Which matches the answer in the back of the book.

Eureka!

So, a little change of substituting y = f(x) gave the perfect visual cue to figure it out. Let’s take it from the top

The mystery function in question is such that its ordinate set over [0, x], when rotated about the x-axis (or in our case, the t-axis), sweeps out a solid of rotation with a volume equal to x^2 f(x). Written otherwise:

\begin{align*}

\pi \int_{0}^{x} [f(t)]^2 dt = x^2 f(x)

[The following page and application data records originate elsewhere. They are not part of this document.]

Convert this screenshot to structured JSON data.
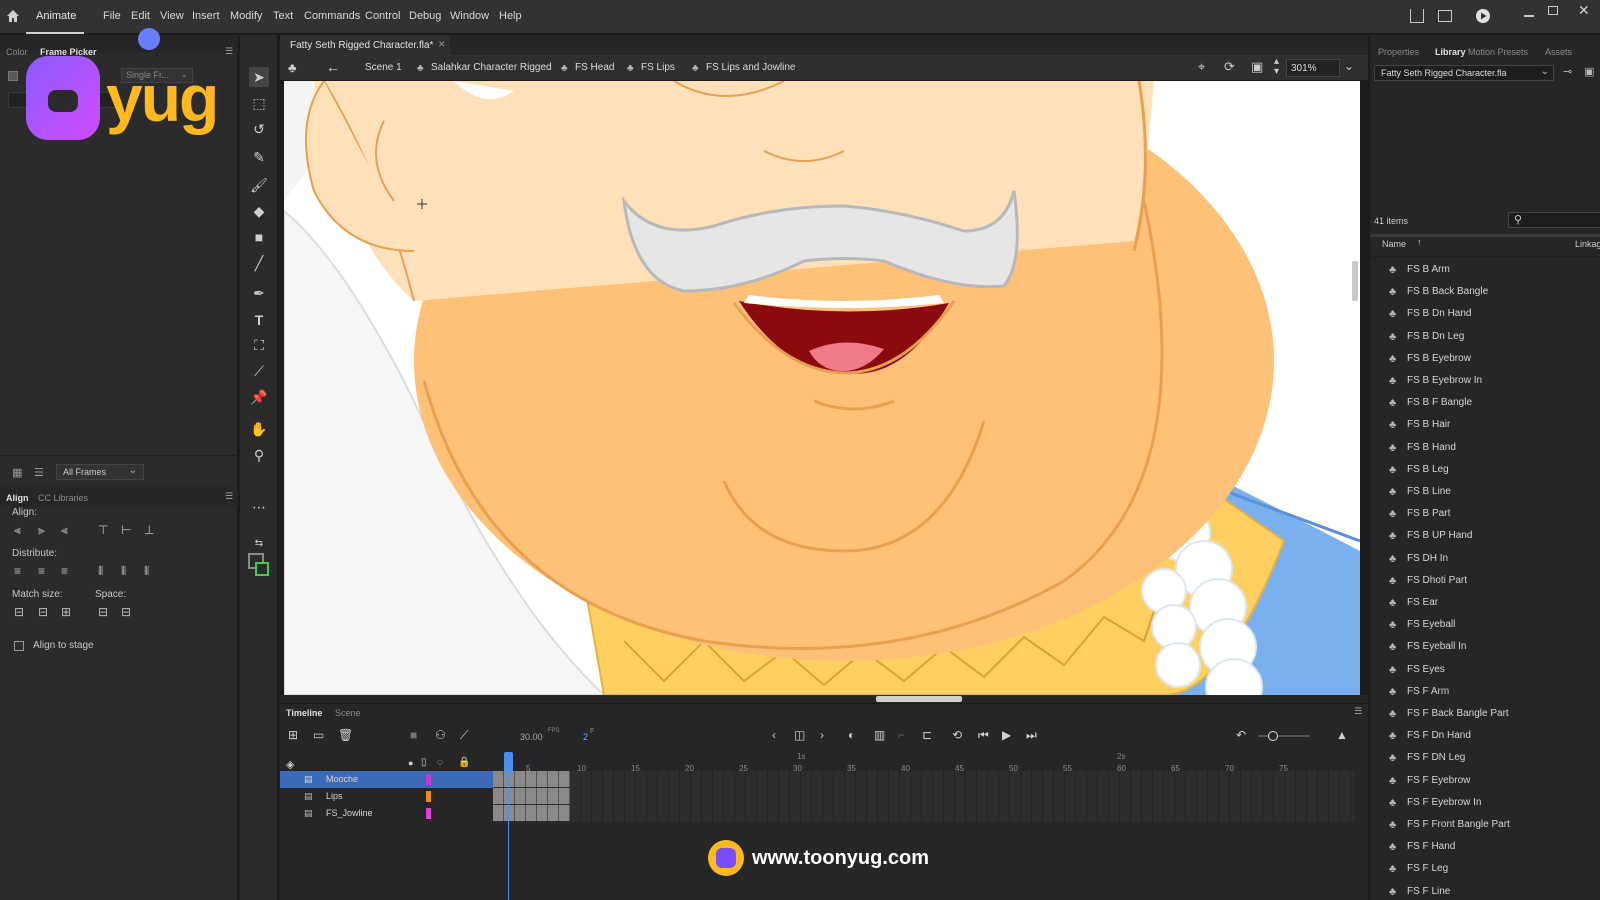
{
  "menubar": {
    "app_name": "Animate",
    "items": [
      "File",
      "Edit",
      "View",
      "Insert",
      "Modify",
      "Text",
      "Commands",
      "Control",
      "Debug",
      "Window",
      "Help"
    ]
  },
  "left_panel": {
    "tabs": [
      "Color",
      "Frame Picker"
    ],
    "frame_picker_dropdown": "Single Fr...",
    "frames_dropdown": "All Frames",
    "align_tabs": [
      "Align",
      "CC Libraries"
    ],
    "align_label": "Align:",
    "distribute_label": "Distribute:",
    "match_size_label": "Match size:",
    "space_label": "Space:",
    "align_to_stage_label": "Align to stage"
  },
  "document": {
    "tab_title": "Fatty Seth Rigged Character.fla*",
    "breadcrumbs": [
      "Scene 1",
      "Salahkar Character Rigged",
      "FS Head",
      "FS Lips",
      "FS Lips and Jowline"
    ],
    "zoom": "301%"
  },
  "timeline": {
    "tabs": [
      "Timeline",
      "Scene"
    ],
    "fps": "30.00",
    "fps_unit": "FPS",
    "current_frame": "2",
    "frame_unit": "F",
    "layers": [
      {
        "name": "Mooche",
        "color": "#c23bd4",
        "selected": true
      },
      {
        "name": "Lips",
        "color": "#f08a12",
        "selected": false
      },
      {
        "name": "FS_Jowline",
        "color": "#e040d8",
        "selected": false
      }
    ],
    "frame_numbers": [
      "5",
      "10",
      "15",
      "20",
      "25",
      "30",
      "35",
      "40",
      "45",
      "50",
      "55",
      "60",
      "65",
      "70",
      "75"
    ],
    "second_markers": [
      "1s",
      "2s"
    ]
  },
  "right_panel": {
    "tabs": [
      "Properties",
      "Library",
      "Motion Presets",
      "Assets"
    ],
    "library_file": "Fatty Seth Rigged Character.fla",
    "item_count": "41 items",
    "col_name": "Name",
    "col_linkage": "Linkage",
    "items": [
      "FS B Arm",
      "FS B Back Bangle",
      "FS B Dn Hand",
      "FS B Dn Leg",
      "FS B Eyebrow",
      "FS B Eyebrow In",
      "FS B F Bangle",
      "FS B Hair",
      "FS B Hand",
      "FS B Leg",
      "FS B Line",
      "FS B Part",
      "FS B UP Hand",
      "FS DH In",
      "FS Dhoti Part",
      "FS Ear",
      "FS Eyeball",
      "FS Eyeball In",
      "FS Eyes",
      "FS F Arm",
      "FS F Back Bangle Part",
      "FS F Dn Hand",
      "FS F DN Leg",
      "FS F Eyebrow",
      "FS F Eyebrow In",
      "FS F Front Bangle Part",
      "FS F Hand",
      "FS F Leg",
      "FS F Line"
    ]
  },
  "overlay": {
    "logo_text": "yug",
    "website": "www.toonyug.com"
  },
  "colors": {
    "skin_light": "#ffe0b8",
    "skin_main": "#ffc078",
    "outline": "#e8a050",
    "mustache": "#e6e6e6",
    "mouth": "#8a0a10",
    "tongue": "#f07a8a",
    "shirt_blue": "#7ab0f0",
    "gold": "#ffd060",
    "playhead": "#4a8ef0"
  }
}
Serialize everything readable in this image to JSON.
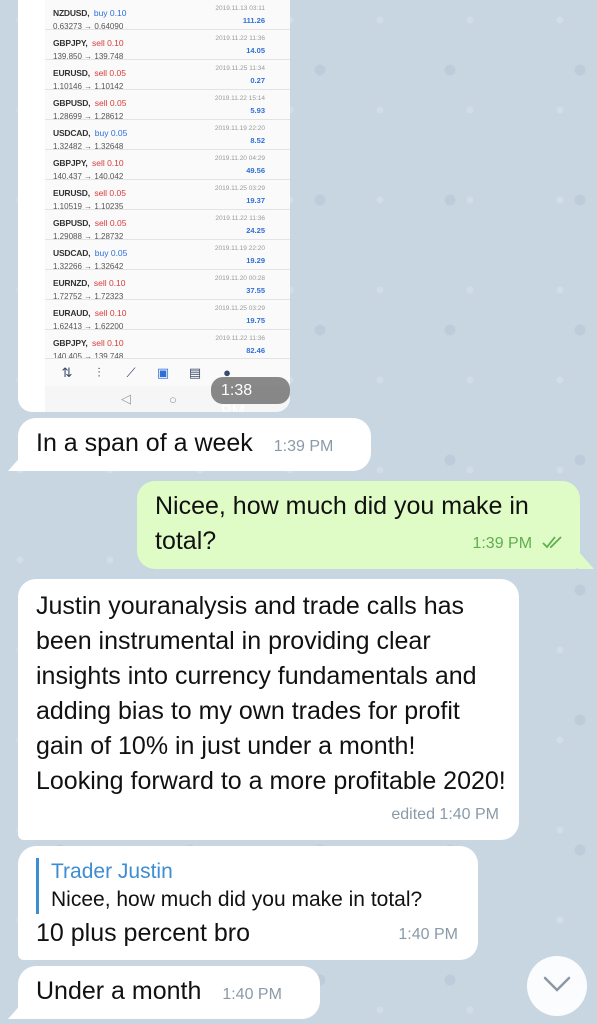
{
  "trade_screenshot": {
    "trades": [
      {
        "symbol": "NZDUSD,",
        "side": "buy 0.10",
        "side_type": "buy",
        "prices": "0.63273 → 0.64090",
        "datetime": "2019.11.13 03:11",
        "profit": "111.26"
      },
      {
        "symbol": "GBPJPY,",
        "side": "sell 0.10",
        "side_type": "sell",
        "prices": "139.850 → 139.748",
        "datetime": "2019.11.22 11:36",
        "profit": "14.05"
      },
      {
        "symbol": "EURUSD,",
        "side": "sell 0.05",
        "side_type": "sell",
        "prices": "1.10146 → 1.10142",
        "datetime": "2019.11.25 11:34",
        "profit": "0.27"
      },
      {
        "symbol": "GBPUSD,",
        "side": "sell 0.05",
        "side_type": "sell",
        "prices": "1.28699 → 1.28612",
        "datetime": "2019.11.22 15:14",
        "profit": "5.93"
      },
      {
        "symbol": "USDCAD,",
        "side": "buy 0.05",
        "side_type": "buy",
        "prices": "1.32482 → 1.32648",
        "datetime": "2019.11.19 22:20",
        "profit": "8.52"
      },
      {
        "symbol": "GBPJPY,",
        "side": "sell 0.10",
        "side_type": "sell",
        "prices": "140.437 → 140.042",
        "datetime": "2019.11.20 04:29",
        "profit": "49.56"
      },
      {
        "symbol": "EURUSD,",
        "side": "sell 0.05",
        "side_type": "sell",
        "prices": "1.10519 → 1.10235",
        "datetime": "2019.11.25 03:29",
        "profit": "19.37"
      },
      {
        "symbol": "GBPUSD,",
        "side": "sell 0.05",
        "side_type": "sell",
        "prices": "1.29088 → 1.28732",
        "datetime": "2019.11.22 11:36",
        "profit": "24.25"
      },
      {
        "symbol": "USDCAD,",
        "side": "buy 0.05",
        "side_type": "buy",
        "prices": "1.32266 → 1.32642",
        "datetime": "2019.11.19 22:20",
        "profit": "19.29"
      },
      {
        "symbol": "EURNZD,",
        "side": "sell 0.10",
        "side_type": "sell",
        "prices": "1.72752 → 1.72323",
        "datetime": "2019.11.20 00:28",
        "profit": "37.55"
      },
      {
        "symbol": "EURAUD,",
        "side": "sell 0.10",
        "side_type": "sell",
        "prices": "1.62413 → 1.62200",
        "datetime": "2019.11.25 03:29",
        "profit": "19.75"
      },
      {
        "symbol": "GBPJPY,",
        "side": "sell 0.10",
        "side_type": "sell",
        "prices": "140.405 → 139.748",
        "datetime": "2019.11.22 11:36",
        "profit": "82.46"
      }
    ],
    "time": "1:38 PM"
  },
  "messages": {
    "m1": {
      "text": "In a span of a week",
      "time": "1:39 PM"
    },
    "m2": {
      "text": "Nicee, how much did you make in total?",
      "time": "1:39 PM"
    },
    "m3": {
      "text": "Justin youranalysis and trade calls has been instrumental in providing clear insights into currency fundamentals and adding bias to my own trades for profit gain of 10% in just under a month! Looking forward to a more profitable 2020!",
      "time": "edited 1:40 PM"
    },
    "m4": {
      "reply_name": "Trader Justin",
      "reply_text": "Nicee, how much did you make in total?",
      "text": "10 plus percent bro",
      "time": "1:40 PM"
    },
    "m5": {
      "text": "Under a month",
      "time": "1:40 PM"
    }
  },
  "colors": {
    "background": "#c8d6e1",
    "incoming_bubble": "#ffffff",
    "outgoing_bubble": "#e0fcc6",
    "reply_accent": "#3d8dd3",
    "read_check": "#5fae4f"
  },
  "icons": {
    "read_receipt": "double-check-icon",
    "scroll_down": "chevron-down-icon"
  }
}
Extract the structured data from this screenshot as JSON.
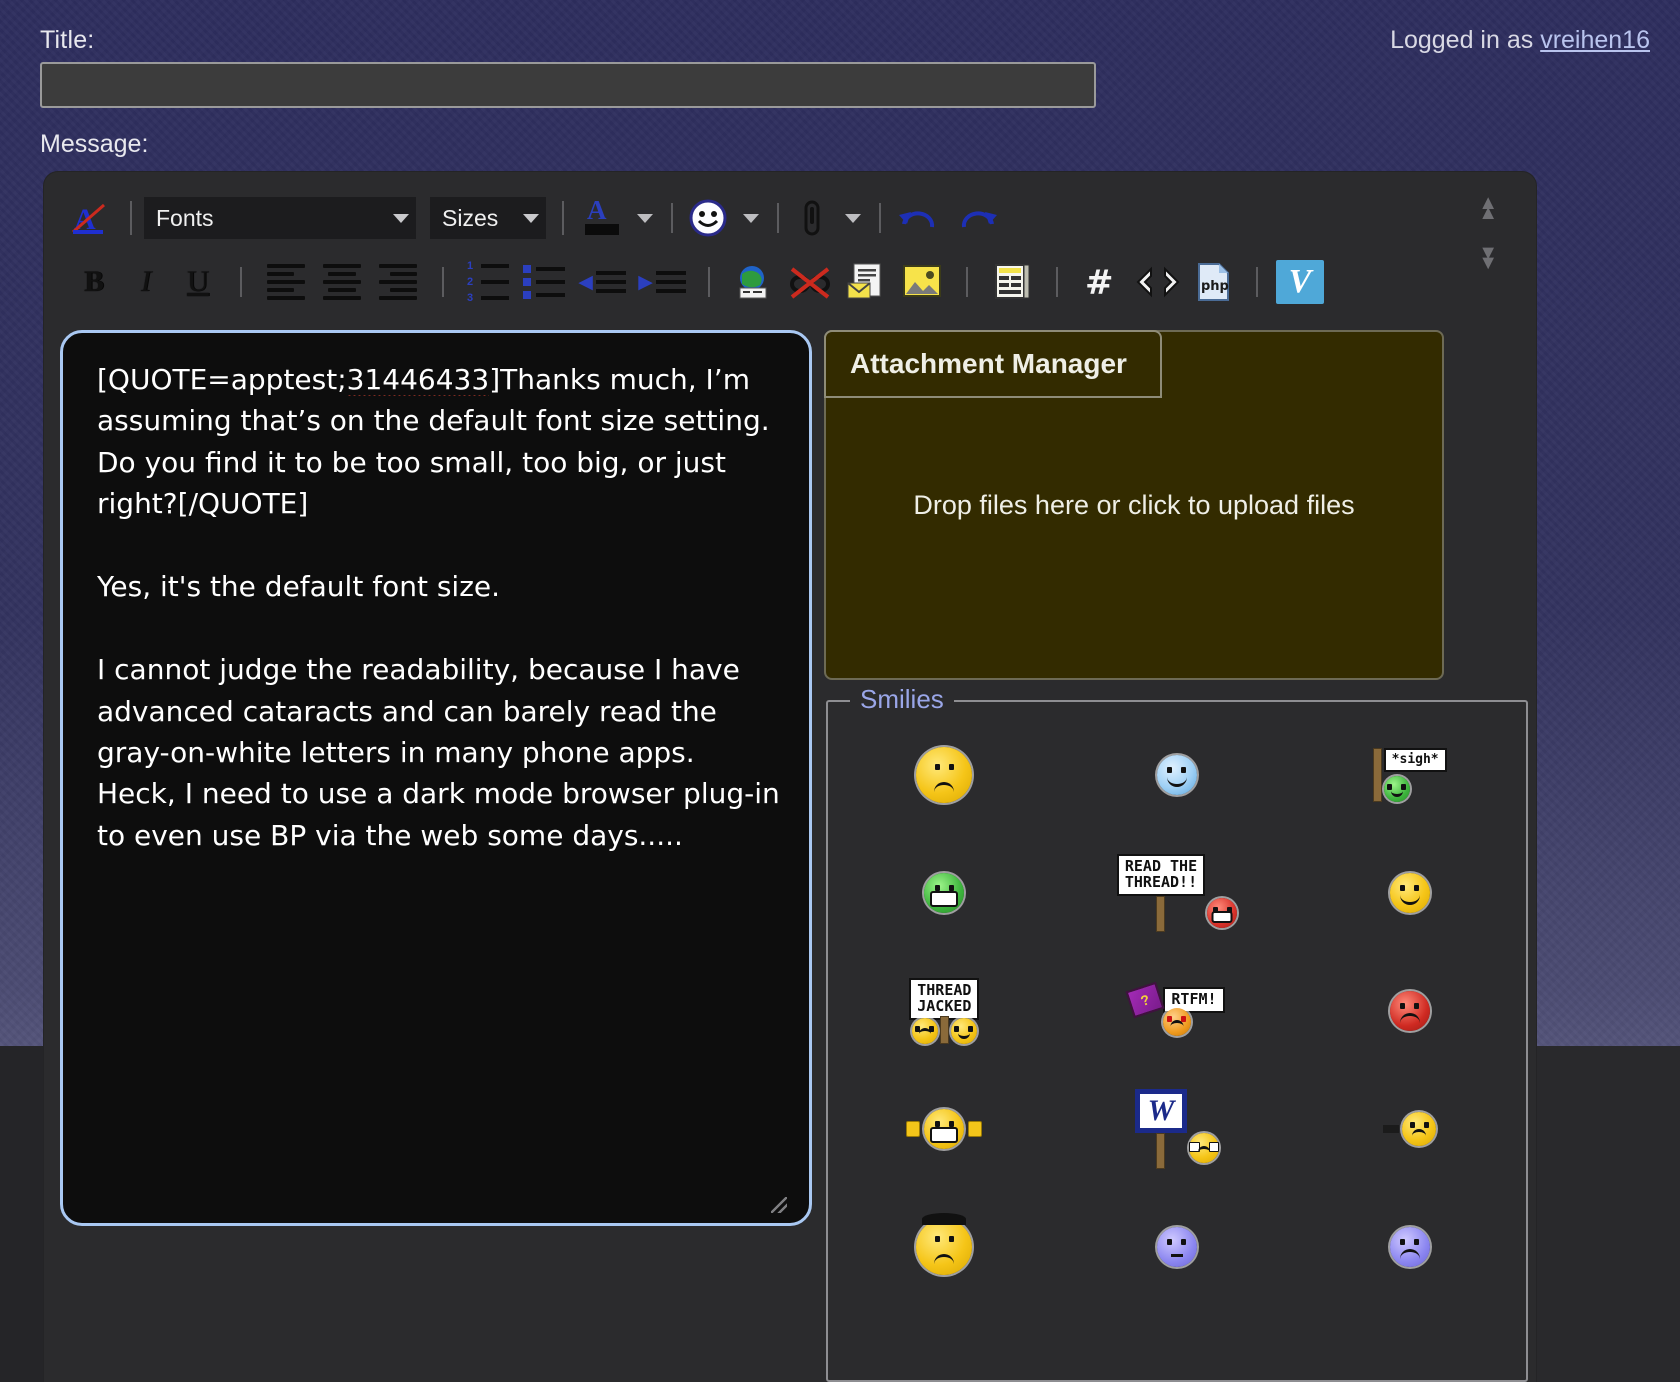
{
  "header": {
    "title_label": "Title:",
    "message_label": "Message:",
    "title_value": "",
    "title_placeholder": "",
    "logged_in_prefix": "Logged in as ",
    "username": "vreihen16"
  },
  "toolbar": {
    "row1": {
      "remove_format": "remove-formatting",
      "fonts_label": "Fonts",
      "sizes_label": "Sizes",
      "font_color": "A",
      "smiley": "smiley",
      "attach": "paperclip",
      "undo": "undo",
      "redo": "redo"
    },
    "row2": {
      "bold": "B",
      "italic": "I",
      "underline": "U",
      "align_left": "align-left",
      "align_center": "align-center",
      "align_right": "align-right",
      "ordered_list": "ordered-list",
      "unordered_list": "unordered-list",
      "outdent": "outdent",
      "indent": "indent",
      "link": "link",
      "unlink": "unlink",
      "email": "email",
      "image": "image",
      "quote": "quote",
      "hash": "hash",
      "code": "code",
      "php": "php",
      "video": "V"
    },
    "collapse_up": "collapse-up",
    "collapse_down": "collapse-down"
  },
  "message": {
    "quote_open": "[QUOTE=apptest;",
    "quote_id": "31446433",
    "quote_close": "]",
    "quoted_text": "Thanks much, I’m assuming that’s on the default font size setting.  Do you find it to be too small, too big, or just right?[/QUOTE]",
    "body": "\n\nYes, it's the default font size.\n\nI cannot judge the readability, because I have advanced cataracts and can barely read the gray-on-white letters in many phone apps.  Heck, I need to use a dark mode browser plug-in to even use BP via the web some days....."
  },
  "attachment": {
    "header": "Attachment Manager",
    "drop_text": "Drop files here or click to upload files"
  },
  "smilies": {
    "legend": "Smilies",
    "items": [
      {
        "name": "facepalm",
        "kind": "face",
        "color": "yellow",
        "mouth": "frown",
        "sign": ""
      },
      {
        "name": "cool-blue",
        "kind": "face",
        "color": "blue",
        "mouth": "smile",
        "sign": ""
      },
      {
        "name": "sigh",
        "kind": "sign-face",
        "color": "green",
        "mouth": "smile",
        "sign": "*sigh*"
      },
      {
        "name": "big-grin-green",
        "kind": "face",
        "color": "green",
        "mouth": "teeth",
        "sign": ""
      },
      {
        "name": "read-the-thread",
        "kind": "sign-face",
        "color": "red",
        "mouth": "teeth",
        "sign": "READ THE\nTHREAD!!"
      },
      {
        "name": "smile-yellow",
        "kind": "face",
        "color": "yellow",
        "mouth": "smile",
        "sign": ""
      },
      {
        "name": "thread-jacked",
        "kind": "sign-face",
        "color": "yellow",
        "mouth": "frown",
        "sign": "THREAD\nJACKED"
      },
      {
        "name": "rtfm",
        "kind": "sign-face",
        "color": "orange",
        "mouth": "frown",
        "sign": "RTFM!"
      },
      {
        "name": "stop-red",
        "kind": "face",
        "color": "redsq",
        "mouth": "frown",
        "sign": ""
      },
      {
        "name": "applause",
        "kind": "face",
        "color": "yellow",
        "mouth": "teeth",
        "sign": ""
      },
      {
        "name": "whatever-w",
        "kind": "sign-face",
        "color": "yellow",
        "mouth": "frown",
        "sign": "W"
      },
      {
        "name": "hammer-yellow",
        "kind": "face",
        "color": "yellow",
        "mouth": "frown",
        "sign": ""
      },
      {
        "name": "angry-yellow",
        "kind": "face",
        "color": "yellow",
        "mouth": "frown",
        "sign": ""
      },
      {
        "name": "blank-purple",
        "kind": "face",
        "color": "purple",
        "mouth": "flat",
        "sign": ""
      },
      {
        "name": "sad-purple",
        "kind": "face",
        "color": "purple",
        "mouth": "frown",
        "sign": ""
      }
    ]
  },
  "colors": {
    "accent_link": "#b9c4ee",
    "focus_border": "#a9c8f2",
    "attachment_bg": "#332b00",
    "toolbar_bg": "#2b2b2d",
    "legend_text": "#9aa6e8"
  }
}
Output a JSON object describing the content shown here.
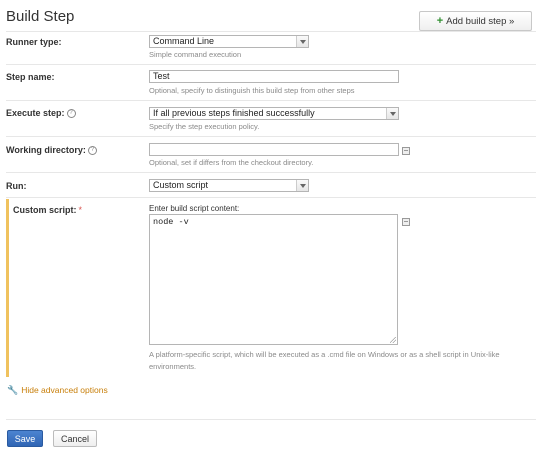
{
  "header": {
    "title": "Build Step",
    "add_button": "Add build step »"
  },
  "runner": {
    "label": "Runner type:",
    "value": "Command Line",
    "hint": "Simple command execution"
  },
  "step_name": {
    "label": "Step name:",
    "value": "Test",
    "hint": "Optional, specify to distinguish this build step from other steps"
  },
  "execute": {
    "label": "Execute step:",
    "value": "If all previous steps finished successfully",
    "hint": "Specify the step execution policy."
  },
  "workdir": {
    "label": "Working directory:",
    "value": "",
    "hint": "Optional, set if differs from the checkout directory."
  },
  "run": {
    "label": "Run:",
    "value": "Custom script"
  },
  "script": {
    "label": "Custom script:",
    "required_mark": "*",
    "prompt": "Enter build script content:",
    "value": "node -v",
    "hint_line1": "A platform-specific script, which will be executed as a .cmd file on Windows or as a shell script in Unix-like",
    "hint_line2": "environments."
  },
  "advanced": {
    "label": "Hide advanced options"
  },
  "actions": {
    "save": "Save",
    "cancel": "Cancel"
  }
}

\end{align*}

If we take the derivative with respect to x of both sides, we get

\begin{align*}

\pi [f(x)]^2 = 2x f(x) + x^2 f'(x)

\end{align*}

Rearranging terms gives us the derivative of the function in terms of x and the function f(x)

\begin{align*}

f'(x) = \frac{\pi [f(x)]^2 – 2xf(x)}{x^2}

\end{align*}

Now, this is where the visual cue comes into play. Let y = f(x), the above equation becomes

\begin{align*}

y’ = \frac{\pi y^2 – 2xy}{x^2} \\

= f(x, y)

\end{align*}

Now, if we recall from section 8.25, a first-order homogeneous differential equation f(x, y) is such that

\begin{align*}

f(tx, ty) = f(x, y)

\end{align*}

So, we can test our above equation to see if it is homogeneous. Let y’ = f(x, y)

\begin{align*}

f(tx, ty) = \frac{\pi (ty)^2 – 2(tx)(ty)}{(tx)^2} \\

= \frac{t^2(\pi y^2 – 2xy){t^2 x^2}

= \frac{t^2}{t^2} \frac{\pi y^2 – 2xy}{x^2}

= \frac{\pi y^2 – 2xy}{x^2}

= f(x, y)

\end{align*}

As such, y’ = f(x, y) is a homogeneous first order equation. Now, let y = vx, and y’ = v’x + v, our equation becomes

\begin{align*}

v’x + v = \frac{\pi (vx)^2 – 2x(vx)}{x^2} \\

= \frac{x^2}{x^2} \pi v^2 – 2v \\

= \pi v^2 – 2v

\end{align*}

Rearranging terms and using Leibniz notation gives us the separable equation:

\begin{align*}

\frac{dv}{dx}x = \pi v^2 – 3v

\end{align*}

\begin{align*}

\frac{dv}{\pi v^2 – 3v} = \frac{dx}{x}

\end{align*}

Factoring the left side of the equation gives us:

\begin{align*}

\frac{dv}{v(\pi v – 3)}

\end{align*}

Which we can change into partial fractions

\begin{align*}

\frac{dv}{v(\pi v – 3)} = \frac{A}{v} + \frac{B}{\pi v – 3}

\end{align*}

Solving for A and B gives us

\begin{align*}

A = -\frac{1}{3}; \quad B = \frac{\pi}{3}

\end{align*}

So, our separable equation is now:

\begin{align*}

\frac{1}{3} (\frac{-1}{v} + \frac{\pi}{\pi v + 3}) dv = \frac{dx}{x}

\end{align*}

Integrating both sides

\begin{align*}

\frac{1}{3} log|\pi – \frac{3}{v}| = log|x| + C

\end{align*}

And taking the exponential of each side

\begin{align*}

(\pi – \frac{3}{v})^{1/3} = Kx \quad (where \quad K = e^C)

\end{align*}

\begin{align*}

\pi – \frac{3}{v} = Lx^3 \quad (where \quad L = K^3 = e^{3C})

\end{align*}

Substituting back v = y/x

\begin{align*}

\pi – \frac{3x}{y} = Lx^3

\end{align*}

Rearranging terms gives us y as a function of x and L

\begin{align*}

y = \frac{3x}{\pi – Lx^3}

\end{align*}

And finally, we can use our initial condition f(1) = 2/pi to solve for L and give y as a function of x

\begin{align*}

\frac{2}{\pi} = \frac{3}{\pi – L} \\

2\pi – 2L = 3\pi \\

L = \frac{-\pi}{2} \\

\end{align*}

This gives us

\begin{align*}

y = \frac{3x}{\pi + \frac{\pi}{2} x^3} \\

& = \frac{6}{pi} \frac{x}{2 + x^3}

\end{align*}

Which matches the answer in the back of the book.

This one has been driving me nuts… The setup is obvious, but getting from the initial equation to the function f(x) escapes me…

The setup is as such

And if we differentiate both sides with respect to x, we get

Then, if we divide both sides by \begin \pi[f(x)] \end , we get

And the rest, well, I haven’t been able to pull apart. Maybe soon…